### Exercise prompt
Find the line containing "What data populates", then print it and each line after it through the end of the listing exactly, with no pictures.

### Dataset extract
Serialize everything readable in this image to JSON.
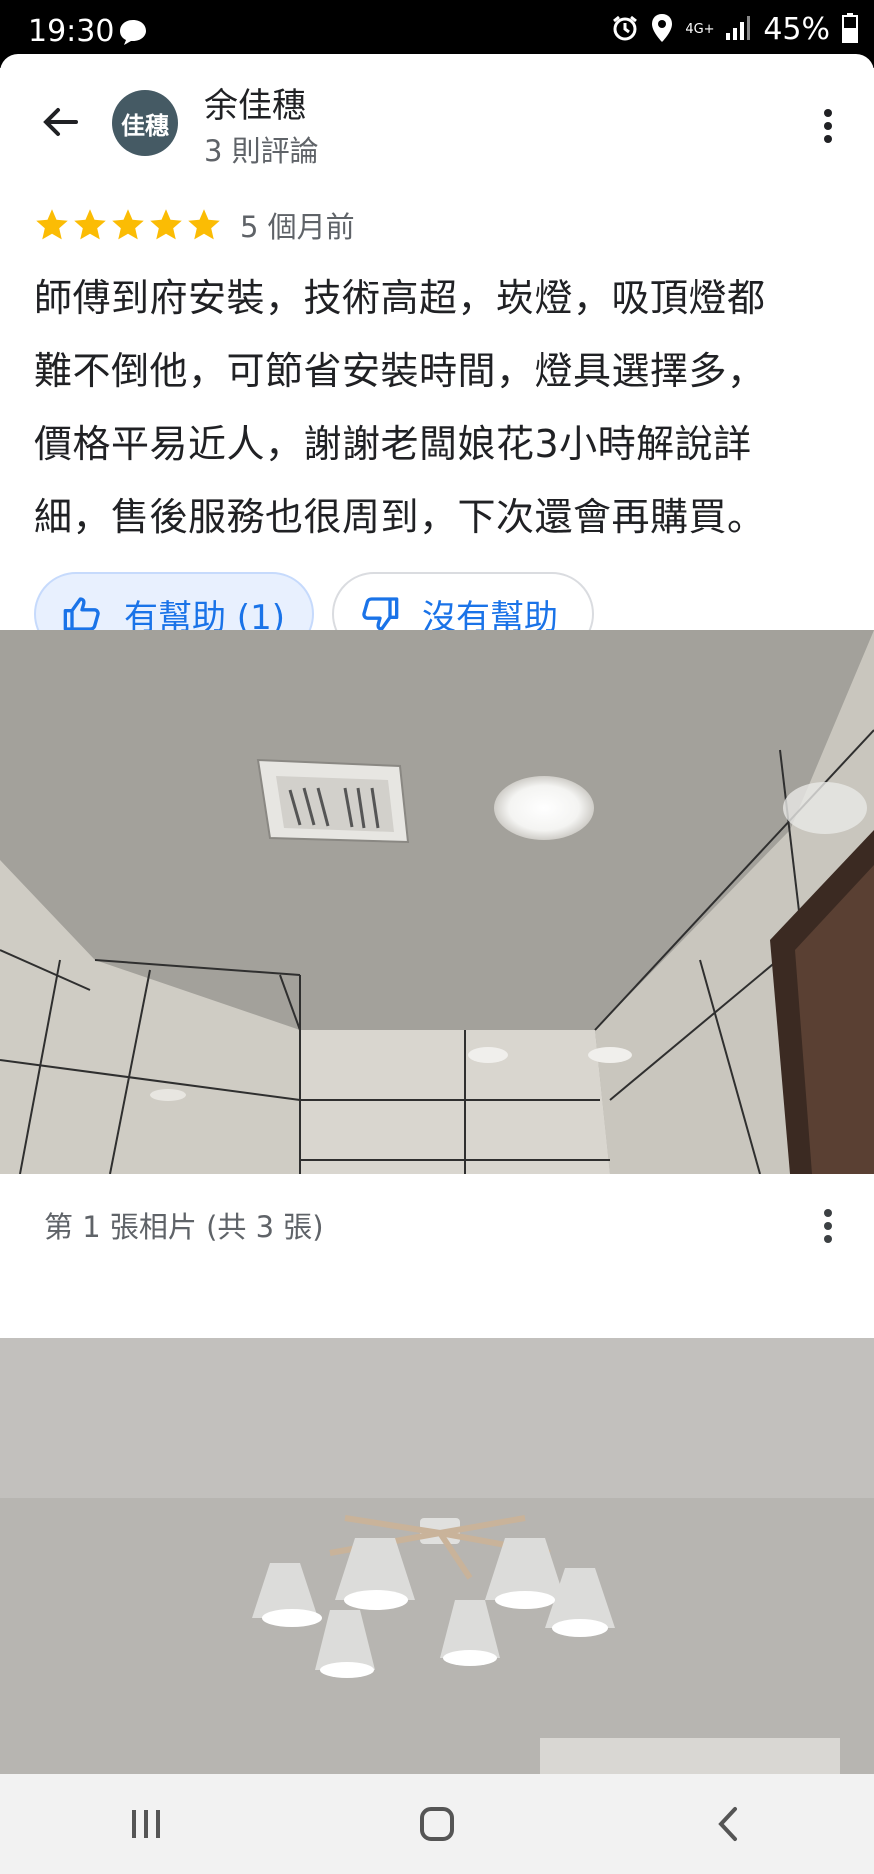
{
  "status_bar": {
    "time": "19:30",
    "network": "4G+",
    "battery": "45%"
  },
  "header": {
    "avatar_text": "佳穗",
    "avatar_color": "#455a64",
    "reviewer_name": "余佳穗",
    "review_count": "3 則評論"
  },
  "review": {
    "rating": 5,
    "time": "5 個月前",
    "text_lines": [
      "師傅到府安裝，技術高超，崁燈，吸頂燈都",
      "難不倒他，可節省安裝時間，燈具選擇多，",
      "價格平易近人，謝謝老闆娘花3小時解說詳",
      "細，售後服務也很周到，下次還會再購買。"
    ]
  },
  "actions": {
    "helpful_label": "有幫助 (1)",
    "not_helpful_label": "沒有幫助",
    "accent_color": "#1a73e8"
  },
  "photos": {
    "caption": "第 1 張相片 (共 3 張)"
  }
}
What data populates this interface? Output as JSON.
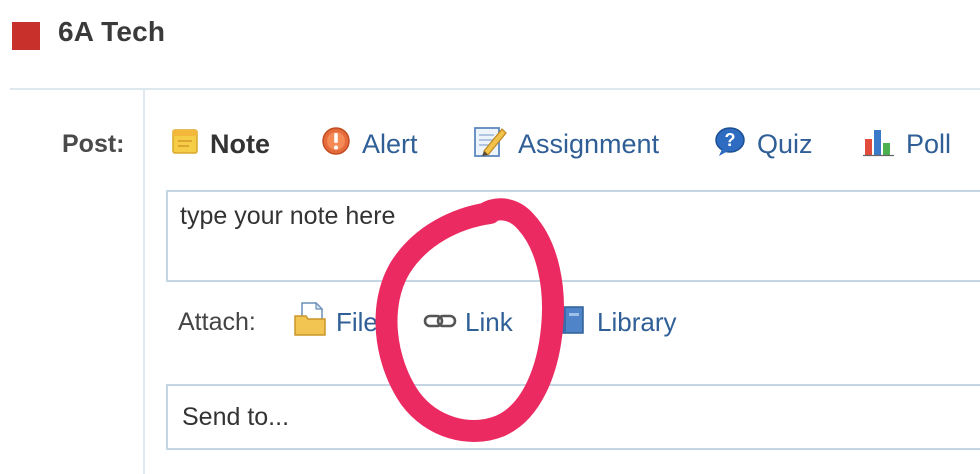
{
  "group": {
    "name": "6A Tech",
    "color": "#c8302c"
  },
  "composer": {
    "post_label": "Post:",
    "post_types": [
      {
        "label": "Note",
        "icon": "note-icon",
        "active": true
      },
      {
        "label": "Alert",
        "icon": "alert-icon",
        "active": false
      },
      {
        "label": "Assignment",
        "icon": "assignment-icon",
        "active": false
      },
      {
        "label": "Quiz",
        "icon": "quiz-icon",
        "active": false
      },
      {
        "label": "Poll",
        "icon": "poll-icon",
        "active": false
      }
    ],
    "note_placeholder": "type your note here",
    "attach_label": "Attach:",
    "attach_items": [
      {
        "label": "File",
        "icon": "file-icon"
      },
      {
        "label": "Link",
        "icon": "link-icon"
      },
      {
        "label": "Library",
        "icon": "library-icon"
      }
    ],
    "send_to_placeholder": "Send to..."
  },
  "annotation": {
    "shape": "hand-drawn circle",
    "color": "#ec2a62",
    "target": "Link"
  },
  "colors": {
    "link": "#2f5f96",
    "border": "#c5d6e3"
  }
}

### Solution to the exercise
What data populates this interface? Output as JSON.
{
  "group": {
    "name": "6A Tech",
    "color": "#c8302c"
  },
  "composer": {
    "post_label": "Post:",
    "post_types": [
      {
        "label": "Note",
        "icon": "note-icon",
        "active": true
      },
      {
        "label": "Alert",
        "icon": "alert-icon",
        "active": false
      },
      {
        "label": "Assignment",
        "icon": "assignment-icon",
        "active": false
      },
      {
        "label": "Quiz",
        "icon": "quiz-icon",
        "active": false
      },
      {
        "label": "Poll",
        "icon": "poll-icon",
        "active": false
      }
    ],
    "note_placeholder": "type your note here",
    "attach_label": "Attach:",
    "attach_items": [
      {
        "label": "File",
        "icon": "file-icon"
      },
      {
        "label": "Link",
        "icon": "link-icon"
      },
      {
        "label": "Library",
        "icon": "library-icon"
      }
    ],
    "send_to_placeholder": "Send to..."
  },
  "annotation": {
    "shape": "hand-drawn circle",
    "color": "#ec2a62",
    "target": "Link"
  },
  "colors": {
    "link": "#2f5f96",
    "border": "#c5d6e3"
  }
}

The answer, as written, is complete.